What Do You Think of Your Writing?
If you’re a writer then you know that feeling, the one you have after you read and reread what you’ve created.
You struggle for some sort of self-validation.
You know it’s ridiculous to try, there’s no way you can see your own work through someone else’s eyes.
Will people like it?
A Peek Into Your Mind
Sitting at your keyboard your eyes trace over the familiar words that you’ve so painstakingly crafted. Either you think it’s brilliant or you’re unsure. If it sucks, you certainly wouldn’t leave it in that state. You read along, you think you’ve got it, it all sounds right in your head.
BING! BING! BING!
Check yourself, stop what you’re doing. It’s someone else’s turn to have a look. You know the truth here. You can’t be objective. You’re reading the story as it plays out in your mind and not by the words that you’ve written. Truth.
Why Your Friends and Family Can’t Be Trusted
You do the first thing you can and share what you’ve got with that one trusted friend or any family that you can muster.
- The first thing to note, your family has been roped into this.
- The second thing, their reading because they feel like they have to.
- Thirdly, they love you and aren’t going to be objective either. If they are, your situation is extremely rare.
- Your friend is your best friend for a reason, they’ll be more honest but most likely want to steer clear of crushing you. They know you love writing, it’s your passion. They’re not going to jeopardize that by telling you the absolute truth if it’s crap.
At least you know what your next move is. You’ve read up on the business of writing and you know that good writer’s get themselves a good group of beta-readers. So you go through the motions, sending them chapter by chapter. You’re getting their feedback and you’re thrilled that they like it. Sure it’s not perfect, there are some areas that need perfecting, but of course there are, you expected that right? Yes, you did. Now you’re golden! Nope, think again.
What Aren’t Your Beta Readers Saying to You
What are your beta reader’s not telling you? Not every person who writes or reads is trained in the art of constructive criticism. And even if they are, do you think they want to hurt your feelings. It’s widely known that so many writers absolutely cannot take any form of rejection. It’s true, most writer’s cringe, denying their bad reviews, explaining them away. But not before taking it personally.
Is there some chance that you’re not getting the feedback you need? Great, just what you didn’t want to hear, right?
Before you dive into the world of beta-reading and build up your team, think of what your needing from them. We all ask for their honest opinion but are we prepared for the feedback.
- Are they trained in constructive criticism?
- Do they write in your genre?
- Are they someone who’s writing you respect?
- Do you trust them to tell you the truth?
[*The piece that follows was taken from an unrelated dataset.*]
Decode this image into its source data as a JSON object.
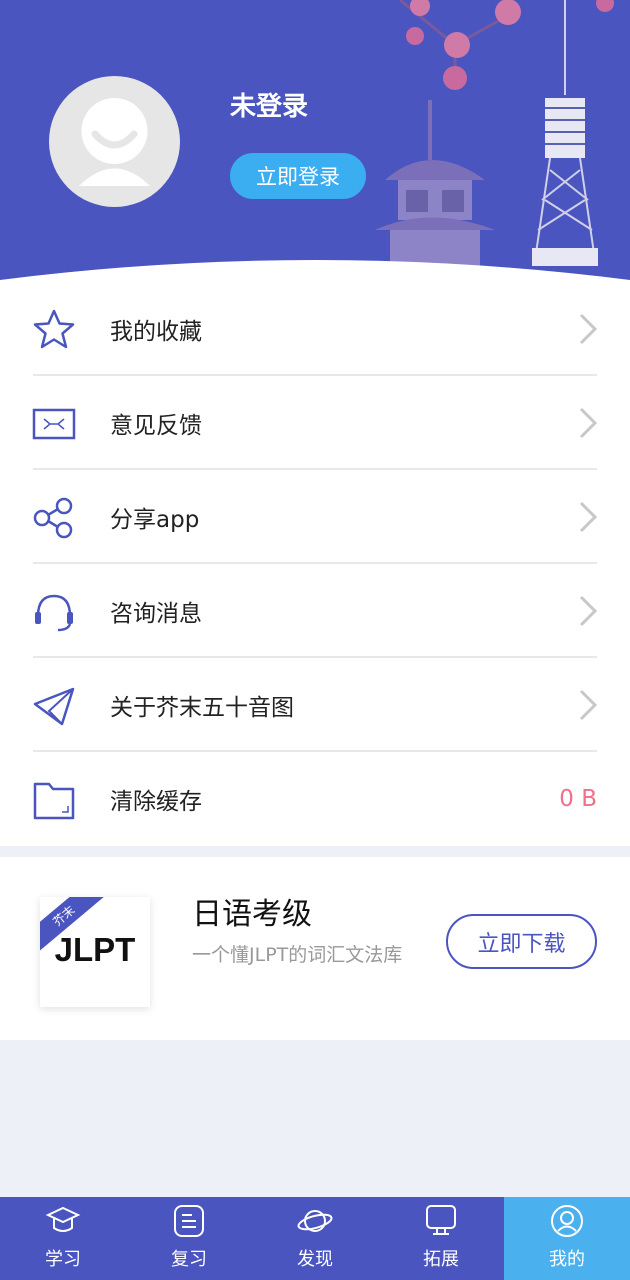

Will you get upset if they tell you something you don’t want to hear? They think you will. It might be that they aren’t skilled at constructive criticism. They might shy away from stating what’s obvious to them that you somehow missed.
Why the hell are we so delicate you might ask? Because we’ve toiled away, bleeding our hearts out and it all sounded great in our minds while we were at it. We’ve spent hours and hours in the editing chair. We did our very best, followed all the rules we read in Stephen King’s book on writing. We put up the hefty fee to have our work edited by a professional even, and we made the necessary changes. See… we corrected the spots where we screwed up. But is there still something more that’s being overlooked here?
What You Can Do
While it’s true that there will always be a percentage of people that your writing just doesn’t resonate with. And there will always be the haters or the people that think they are better than you. There will always be a someone that rejects your style of writing. But, is there a message you’re missing, or something that’s been left unsaid entirely.
Take the time to make a list of what you expect from your beta-readers. Make sure the people that are reading for you are qualified to give you the feedback you’re looking for. If you just want to see if they like it, you can ask just about anyone to read for you. But if you want to grow as a writer and improve your craft, you’ll look for just the right fit. You’ll beg them to shred your work, demand that they hold nothing back. And the best part, you’ll love every ounce of criticism. It’s golden.